Data breaches and ransomware attacks are on the rise along with an increase in financial and reputational cost to business, industry, universities and others. The trend will likely continue until governing boards drive cyber defense strategically and earnestly, including making tough decisions on the investment of resources.
Despite all the attention given to the risk and consequences of a cyber attack, many organizations have neither developed a comprehensive cyber strategy nor prioritized the resources needed for information security. Surprisingly, governing boards by and large have not taken the initiative to establish and maintain cyber vigilance.
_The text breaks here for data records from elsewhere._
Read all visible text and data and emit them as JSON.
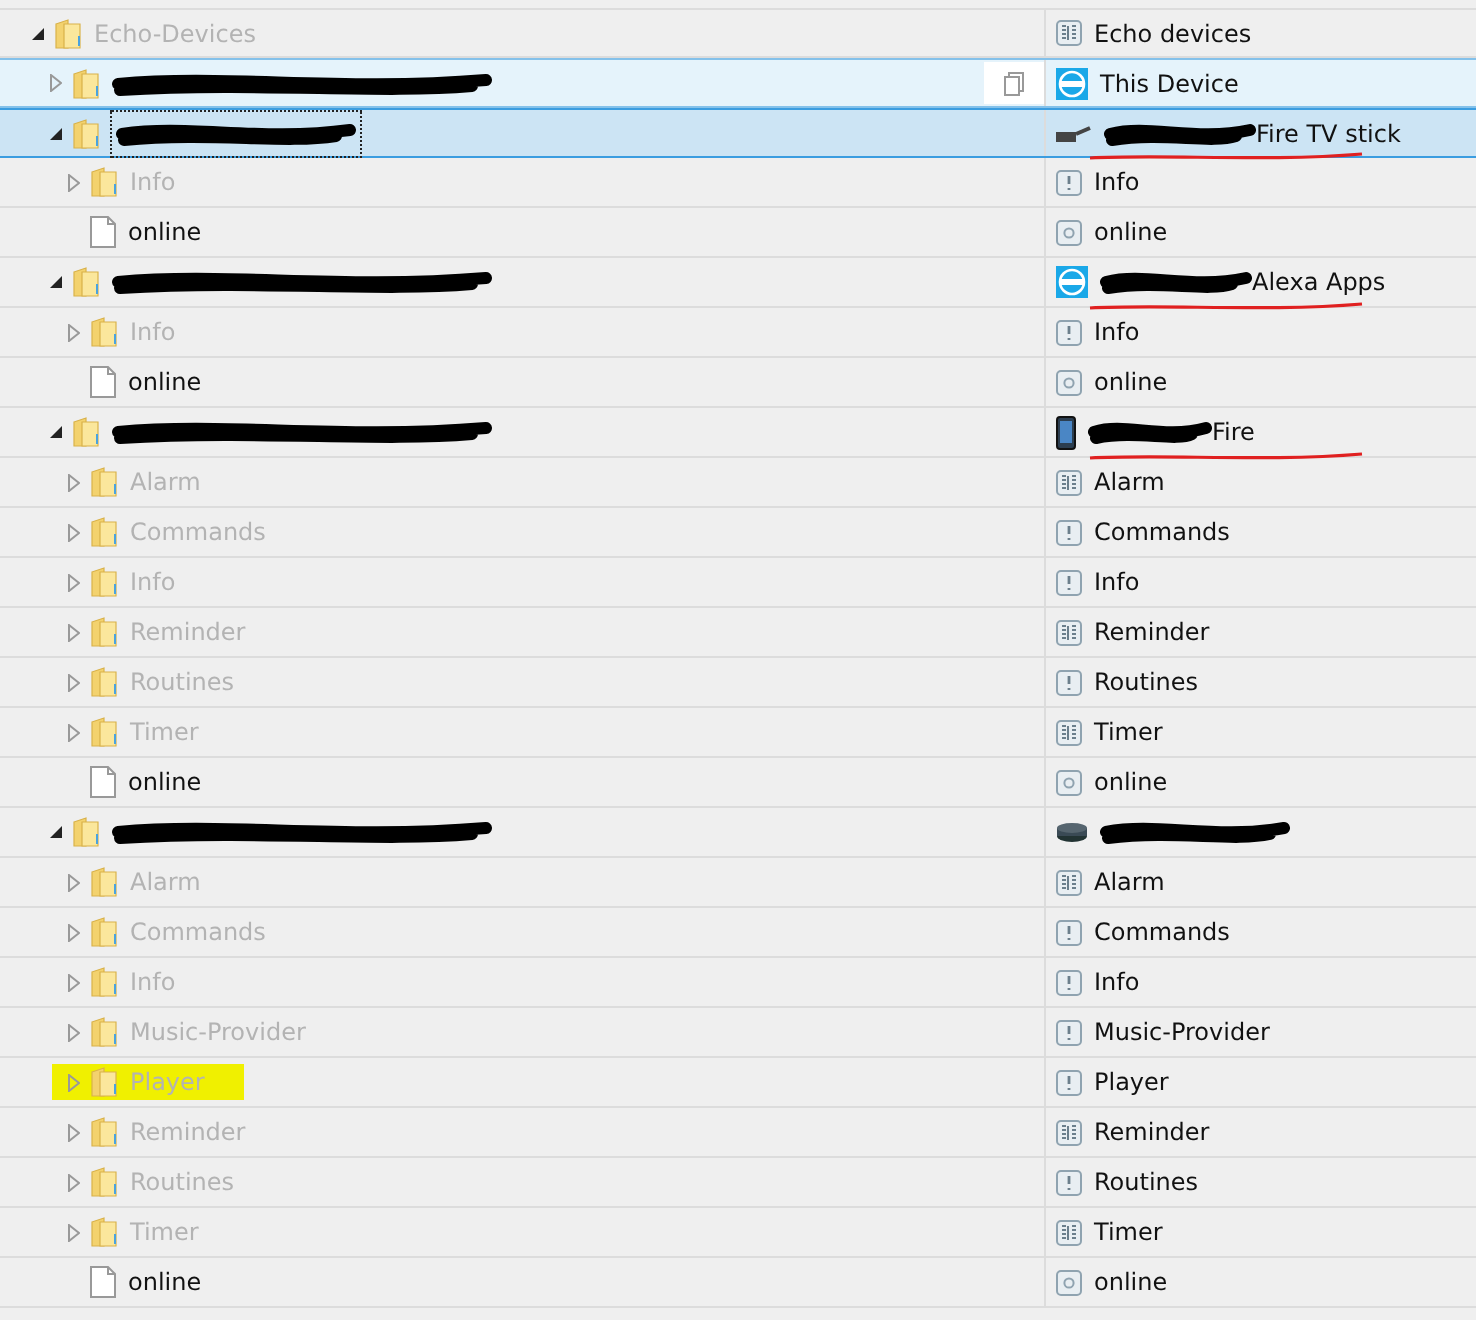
{
  "tree": [
    {
      "name": "Echo-Devices",
      "kind": "folder",
      "expanded": true,
      "selected": false,
      "hovered": false,
      "object": {
        "kind": "channel",
        "name": "Echo devices"
      },
      "children": [
        {
          "kind": "folder",
          "expanded": false,
          "selected": false,
          "hovered": true,
          "redacted": true,
          "object": {
            "kind": "apps",
            "name": "This Device"
          }
        },
        {
          "kind": "folder",
          "expanded": true,
          "selected": true,
          "hovered": false,
          "redacted": true,
          "object": {
            "kind": "stick",
            "redacted": true,
            "name": "Fire TV stick",
            "underlined": true
          },
          "children": [
            {
              "name": "Info",
              "kind": "folder",
              "expanded": false,
              "selected": false,
              "hovered": false,
              "object": {
                "kind": "group",
                "name": "Info"
              }
            },
            {
              "name": "online",
              "kind": "state",
              "selected": false,
              "hovered": false,
              "object": {
                "kind": "state",
                "name": "online"
              }
            }
          ]
        },
        {
          "kind": "folder",
          "expanded": true,
          "selected": false,
          "hovered": false,
          "redacted": true,
          "object": {
            "kind": "apps",
            "redacted": true,
            "name": "Alexa Apps",
            "underlined": true
          },
          "children": [
            {
              "name": "Info",
              "kind": "folder",
              "expanded": false,
              "selected": false,
              "hovered": false,
              "object": {
                "kind": "group",
                "name": "Info"
              }
            },
            {
              "name": "online",
              "kind": "state",
              "selected": false,
              "hovered": false,
              "object": {
                "kind": "state",
                "name": "online"
              }
            }
          ]
        },
        {
          "kind": "folder",
          "expanded": true,
          "selected": false,
          "hovered": false,
          "redacted": true,
          "object": {
            "kind": "phone",
            "redacted": true,
            "name": "Fire",
            "underlined": true
          },
          "children": [
            {
              "name": "Alarm",
              "kind": "folder",
              "expanded": false,
              "selected": false,
              "hovered": false,
              "object": {
                "kind": "channel",
                "name": "Alarm"
              }
            },
            {
              "name": "Commands",
              "kind": "folder",
              "expanded": false,
              "selected": false,
              "hovered": false,
              "object": {
                "kind": "group",
                "name": "Commands"
              }
            },
            {
              "name": "Info",
              "kind": "folder",
              "expanded": false,
              "selected": false,
              "hovered": false,
              "object": {
                "kind": "group",
                "name": "Info"
              }
            },
            {
              "name": "Reminder",
              "kind": "folder",
              "expanded": false,
              "selected": false,
              "hovered": false,
              "object": {
                "kind": "channel",
                "name": "Reminder"
              }
            },
            {
              "name": "Routines",
              "kind": "folder",
              "expanded": false,
              "selected": false,
              "hovered": false,
              "object": {
                "kind": "group",
                "name": "Routines"
              }
            },
            {
              "name": "Timer",
              "kind": "folder",
              "expanded": false,
              "selected": false,
              "hovered": false,
              "object": {
                "kind": "channel",
                "name": "Timer"
              }
            },
            {
              "name": "online",
              "kind": "state",
              "selected": false,
              "hovered": false,
              "object": {
                "kind": "state",
                "name": "online"
              }
            }
          ]
        },
        {
          "kind": "folder",
          "expanded": true,
          "selected": false,
          "hovered": false,
          "redacted": true,
          "object": {
            "kind": "dot",
            "redacted": true
          },
          "children": [
            {
              "name": "Alarm",
              "kind": "folder",
              "expanded": false,
              "selected": false,
              "hovered": false,
              "object": {
                "kind": "channel",
                "name": "Alarm"
              }
            },
            {
              "name": "Commands",
              "kind": "folder",
              "expanded": false,
              "selected": false,
              "hovered": false,
              "object": {
                "kind": "group",
                "name": "Commands"
              }
            },
            {
              "name": "Info",
              "kind": "folder",
              "expanded": false,
              "selected": false,
              "hovered": false,
              "object": {
                "kind": "group",
                "name": "Info"
              }
            },
            {
              "name": "Music-Provider",
              "kind": "folder",
              "expanded": false,
              "selected": false,
              "hovered": false,
              "object": {
                "kind": "group",
                "name": "Music-Provider"
              }
            },
            {
              "name": "Player",
              "kind": "folder",
              "expanded": false,
              "selected": false,
              "hovered": false,
              "highlighted": true,
              "object": {
                "kind": "group",
                "name": "Player"
              }
            },
            {
              "name": "Reminder",
              "kind": "folder",
              "expanded": false,
              "selected": false,
              "hovered": false,
              "object": {
                "kind": "channel",
                "name": "Reminder"
              }
            },
            {
              "name": "Routines",
              "kind": "folder",
              "expanded": false,
              "selected": false,
              "hovered": false,
              "object": {
                "kind": "group",
                "name": "Routines"
              }
            },
            {
              "name": "Timer",
              "kind": "folder",
              "expanded": false,
              "selected": false,
              "hovered": false,
              "object": {
                "kind": "channel",
                "name": "Timer"
              }
            },
            {
              "name": "online",
              "kind": "state",
              "selected": false,
              "hovered": false,
              "object": {
                "kind": "state",
                "name": "online"
              }
            }
          ]
        }
      ]
    }
  ]
}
In an APCO Forum post two years ago about the vulnerability of academic institutions, I encouraged university leadership and corporate C-suite executives to elevate cyber defense to the highest levels. However, according to a recent report jointly conducted by NightDragon and the Diligent Institute, a mere 12 percent of S&P 500 companies have boards with the needed credentials to ensure cyber risk is properly handled. While cybersecurity is increasingly discussed, an overwhelming majority of the S&P “do not currently have an executive with specialized cybersecurity experience on their board to guide them on risk mitigation efforts,” according to the report.
While the options for governing boards are numerous, directors can quickly take four steps that will make an immeasurable and positive impact.
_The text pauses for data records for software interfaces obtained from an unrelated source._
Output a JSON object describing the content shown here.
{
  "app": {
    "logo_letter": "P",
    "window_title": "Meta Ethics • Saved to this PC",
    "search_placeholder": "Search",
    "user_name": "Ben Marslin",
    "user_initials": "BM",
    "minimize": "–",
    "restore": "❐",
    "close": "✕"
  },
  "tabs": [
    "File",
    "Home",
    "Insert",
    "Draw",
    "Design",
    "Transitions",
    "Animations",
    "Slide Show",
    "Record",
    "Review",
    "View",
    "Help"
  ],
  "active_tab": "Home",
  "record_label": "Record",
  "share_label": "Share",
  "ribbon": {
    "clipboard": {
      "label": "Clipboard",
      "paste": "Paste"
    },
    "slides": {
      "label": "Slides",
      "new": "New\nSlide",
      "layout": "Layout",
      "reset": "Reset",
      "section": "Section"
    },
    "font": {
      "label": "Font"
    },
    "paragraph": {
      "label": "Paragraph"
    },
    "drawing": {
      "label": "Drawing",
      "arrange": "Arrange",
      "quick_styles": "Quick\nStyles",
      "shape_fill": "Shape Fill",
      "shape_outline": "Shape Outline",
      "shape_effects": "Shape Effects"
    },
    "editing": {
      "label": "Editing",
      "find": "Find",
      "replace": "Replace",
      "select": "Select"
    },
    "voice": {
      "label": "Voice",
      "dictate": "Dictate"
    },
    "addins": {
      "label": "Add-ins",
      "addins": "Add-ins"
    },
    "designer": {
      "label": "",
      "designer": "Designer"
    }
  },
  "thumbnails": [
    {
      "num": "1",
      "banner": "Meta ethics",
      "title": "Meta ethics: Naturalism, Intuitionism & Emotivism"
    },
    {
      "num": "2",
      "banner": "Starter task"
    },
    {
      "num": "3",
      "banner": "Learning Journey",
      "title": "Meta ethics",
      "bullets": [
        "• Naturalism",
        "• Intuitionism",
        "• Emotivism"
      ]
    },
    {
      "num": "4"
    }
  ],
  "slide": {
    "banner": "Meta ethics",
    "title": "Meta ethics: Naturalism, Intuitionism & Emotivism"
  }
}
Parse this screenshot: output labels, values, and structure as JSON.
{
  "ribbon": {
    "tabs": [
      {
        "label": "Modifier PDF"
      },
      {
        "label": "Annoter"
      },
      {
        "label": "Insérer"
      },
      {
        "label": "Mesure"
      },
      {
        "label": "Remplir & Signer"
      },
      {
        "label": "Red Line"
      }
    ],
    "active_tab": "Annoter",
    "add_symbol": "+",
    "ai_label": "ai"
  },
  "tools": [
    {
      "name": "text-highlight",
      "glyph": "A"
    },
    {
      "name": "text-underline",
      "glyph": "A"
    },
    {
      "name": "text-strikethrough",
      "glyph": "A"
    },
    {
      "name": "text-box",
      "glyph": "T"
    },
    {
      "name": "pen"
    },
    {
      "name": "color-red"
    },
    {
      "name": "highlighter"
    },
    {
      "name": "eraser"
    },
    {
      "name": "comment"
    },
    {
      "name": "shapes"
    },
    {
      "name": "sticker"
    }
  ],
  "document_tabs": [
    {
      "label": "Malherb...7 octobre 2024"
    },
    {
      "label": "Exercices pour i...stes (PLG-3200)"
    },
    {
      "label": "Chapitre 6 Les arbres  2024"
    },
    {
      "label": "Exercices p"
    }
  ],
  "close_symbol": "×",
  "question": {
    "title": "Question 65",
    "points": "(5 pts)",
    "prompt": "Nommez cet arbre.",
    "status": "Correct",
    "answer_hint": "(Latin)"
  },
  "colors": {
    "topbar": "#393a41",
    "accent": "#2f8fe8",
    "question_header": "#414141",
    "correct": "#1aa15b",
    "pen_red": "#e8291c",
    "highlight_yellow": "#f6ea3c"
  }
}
The NightDragon and Diligent Institute survey uncovered a “significant gap in expertise and education at the board level.” Simply put, too many boards are not cyber savvy.
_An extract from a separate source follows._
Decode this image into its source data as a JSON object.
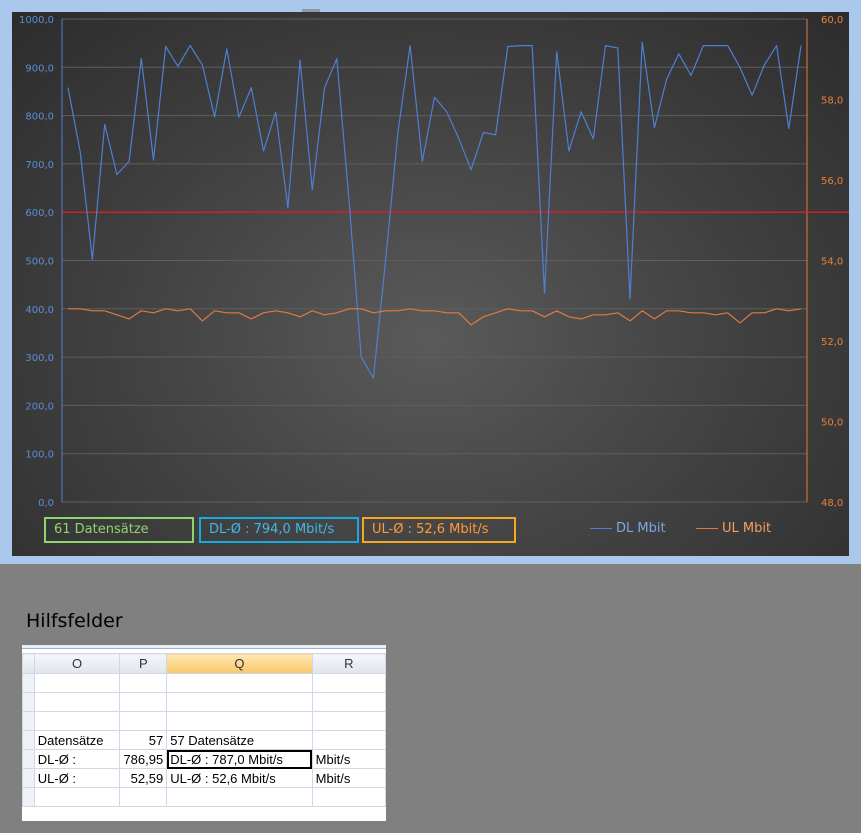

For too long, cybersecurity strategy was left to the CISO and the CISO alone. While network security is a complicated and constantly evolving matter, directors don’t need a computer science degree or deep technical expertise. What they need is a working knowledge that equips them to ensure their organization has the latest policies and protocols to protect sensitive information.
At minimum, boards should require consistent briefings on what network security improvements are completed, underway or planned. The same goes for reports on trends and best practices in their specific industry.
Trend Micro’s August report quantifies a spike in cyber attacks during the first half of 2023 with no sign of slowing for the remainder of the year. The disturbing numbers are all the proof directors need to grow their cyber sophistication.
Establish a Cybersecurity Committee
While all directors should have a baseline of cyber knowledge, boards should create a cybersecurity committee like those for corporate governance, compensation or audit.
The committee is charged with assessing the organization’s risk profile and decision-making based on its findings. Its first order of business is ensuring a robust cybersecurity policy with guidelines and requirements that reduce the organization’s vulnerability. Other responsibilities include determining needed resources and overseeing development of incident response plans, including how the organization communicates with customers and stakeholders in the aftermath of an incident.
Committee members should also look at staffing within IT departments. The well-documented cyber workforce shortage exists across all skill levels. Directors are wise to create an organizational culture where cyber is recognized as a top priority, thereby enhancing the recruitment and retention of cyber professionals.
Require Employee Training
Insider threats cause around 60 percent of cyber incidents, according to most estimates. An insider is anyone with authorized access to the organization’s network who compromises that network either through malicious intent or human error.
In just one example, Mailchimp customer accounts were exposed last year after an employee fell prey to a social engineering attack. Mailchimp suffered more reputationally than it did financially, all because of a mistake that could have been prevented through forward-looking cybersecurity training.
According to a June report from Fortinet, an overwhelming majority of leaders say their organization provides cyber hygiene training, but 50 percent say their employees don’t have the cyber knowledge they need. The report suggests current training programs are not as effective or comprehensive as they should be.
The typical IT department is not positioned within their organization to stipulate participation in rigorous, frequent training focused on the latest threats. Governing boards, however, can and should ensure these programs are prioritized and required.
Ask Hard Questions
There’s nothing like requests from directors to motivate action within an organization! Among other questions, they should inquire about network security improvements, cost for the company if fully offline for a day, how cyber threats are detected and what impact recent events in Israel and Gaza have on the organization’s overall risk profile.
Cybersecurity is a board-level priority. Directors who take cyber risk seriously are protecting their company or organization, financially and reputationally.